According to the BBC, the British government is examining ideas to smooth out a steep increase in energy bills that is set to impact homes in April.
Big banks would lend billions of pounds to energy firms under a cost deferral mechanism, allowing them to extend the increase in gas rates over five or ten years, according to the broadcaster.
Britain’s finance ministry might help by guaranteeing loans to energy companies.
The BBC reported late Friday that government officials were contemplating utilizing the Bank of England, which offered emergency loans to firms during the coronavirus outbreak, to give upfront money.
Other alternatives for the government to mitigate the impact of the tariff hike – which might result in bills rising by 50% due to a jump in international energy costs – include expanding a discount plan for low-income households or lowering energy taxes.
Prime Minister Boris Johnson is under pressure to act before a projected increase in the gasoline price ceiling, which is likely to push Britain’s inflation rate to 6% or higher in April, when tax payments for employees and companies are also slated to rise.

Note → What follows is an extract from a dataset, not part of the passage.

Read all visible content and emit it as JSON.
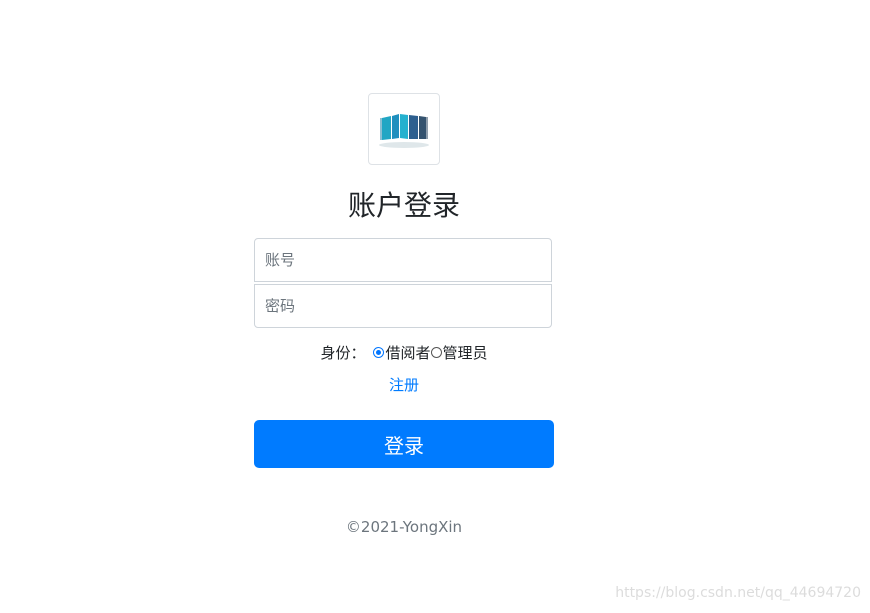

The cost-of-living squeeze is compounding the problems for Johnson, who is facing calls to resign from some members of his Conservative Party after revelations of parties in Downing Street when social mixing was restricted.